This article originally appeared on 05.07.19

Grieving in the technology age is uncharted territory.

I'll take you back to Saturday, June 9, 2012. At 8:20 a.m., my 36-year-old husband was pronounced dead at a hospital just outside Washington, D.C.

By 9:20 a.m., my cellphone would not stop ringing or text-alerting me long enough for me to make the necessary calls that I needed to make: people like immediate family, primary-care doctors to discuss death certificates and autopsies, funeral homes to discuss picking him up, and so on. Real things, important things, time-sensitive, urgent things.

At 9:47 a.m., while speaking to a police officer (because yes, when your spouse dies, you must be questioned by the police immediately), one call did make it through. I didn't recognize the number.
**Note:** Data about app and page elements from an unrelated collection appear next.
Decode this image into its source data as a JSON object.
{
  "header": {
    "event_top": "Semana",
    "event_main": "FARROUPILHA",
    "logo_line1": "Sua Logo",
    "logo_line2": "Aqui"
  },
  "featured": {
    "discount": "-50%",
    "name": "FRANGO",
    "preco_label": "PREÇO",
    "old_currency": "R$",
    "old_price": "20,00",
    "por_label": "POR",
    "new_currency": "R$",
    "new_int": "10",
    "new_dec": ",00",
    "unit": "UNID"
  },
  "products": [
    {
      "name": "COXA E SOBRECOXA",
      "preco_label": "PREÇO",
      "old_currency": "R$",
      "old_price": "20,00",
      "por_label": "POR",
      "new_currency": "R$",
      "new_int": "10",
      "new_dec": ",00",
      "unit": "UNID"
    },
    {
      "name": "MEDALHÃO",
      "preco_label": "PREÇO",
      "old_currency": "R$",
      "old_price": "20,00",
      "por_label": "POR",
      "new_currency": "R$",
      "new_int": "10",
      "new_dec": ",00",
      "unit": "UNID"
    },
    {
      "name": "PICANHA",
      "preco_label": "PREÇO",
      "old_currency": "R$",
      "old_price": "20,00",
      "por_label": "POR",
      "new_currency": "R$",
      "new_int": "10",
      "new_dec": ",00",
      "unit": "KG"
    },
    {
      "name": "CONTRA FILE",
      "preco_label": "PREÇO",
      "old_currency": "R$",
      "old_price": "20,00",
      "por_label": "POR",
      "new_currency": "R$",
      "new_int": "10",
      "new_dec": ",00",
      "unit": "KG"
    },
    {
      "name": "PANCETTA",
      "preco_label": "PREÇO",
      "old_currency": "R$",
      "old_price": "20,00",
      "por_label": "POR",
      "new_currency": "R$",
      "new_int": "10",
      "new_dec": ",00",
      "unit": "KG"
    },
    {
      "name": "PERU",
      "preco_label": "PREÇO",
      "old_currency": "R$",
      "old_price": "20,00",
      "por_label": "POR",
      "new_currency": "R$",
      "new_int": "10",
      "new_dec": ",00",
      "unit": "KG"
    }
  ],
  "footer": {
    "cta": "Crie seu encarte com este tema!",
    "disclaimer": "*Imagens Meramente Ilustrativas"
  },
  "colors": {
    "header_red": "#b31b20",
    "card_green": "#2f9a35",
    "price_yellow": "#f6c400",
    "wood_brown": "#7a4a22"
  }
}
But in those moments, I knew I should break my normal rule and answer all calls. "He's dead??? Oh my God. Who's with you? Are you OK? Why am I reading this on Facebook? Taya, what the heck is going on?"

Facebook? I was confused. I hadn't been on Facebook since the day before, so I certainly hadn't taken the time in the last 90 minutes to peek at the site.

"I'll call you back", I screamed and hung up. I called my best friend and asked her to search for anything someone might have written and to contact them immediately and demand they delete it. I still hadn't spoken to his best friend, or his godsister, or our godchild's parents, or a million other people! Why would someone post it to Facebook SO FAST?

Keep Reading Show less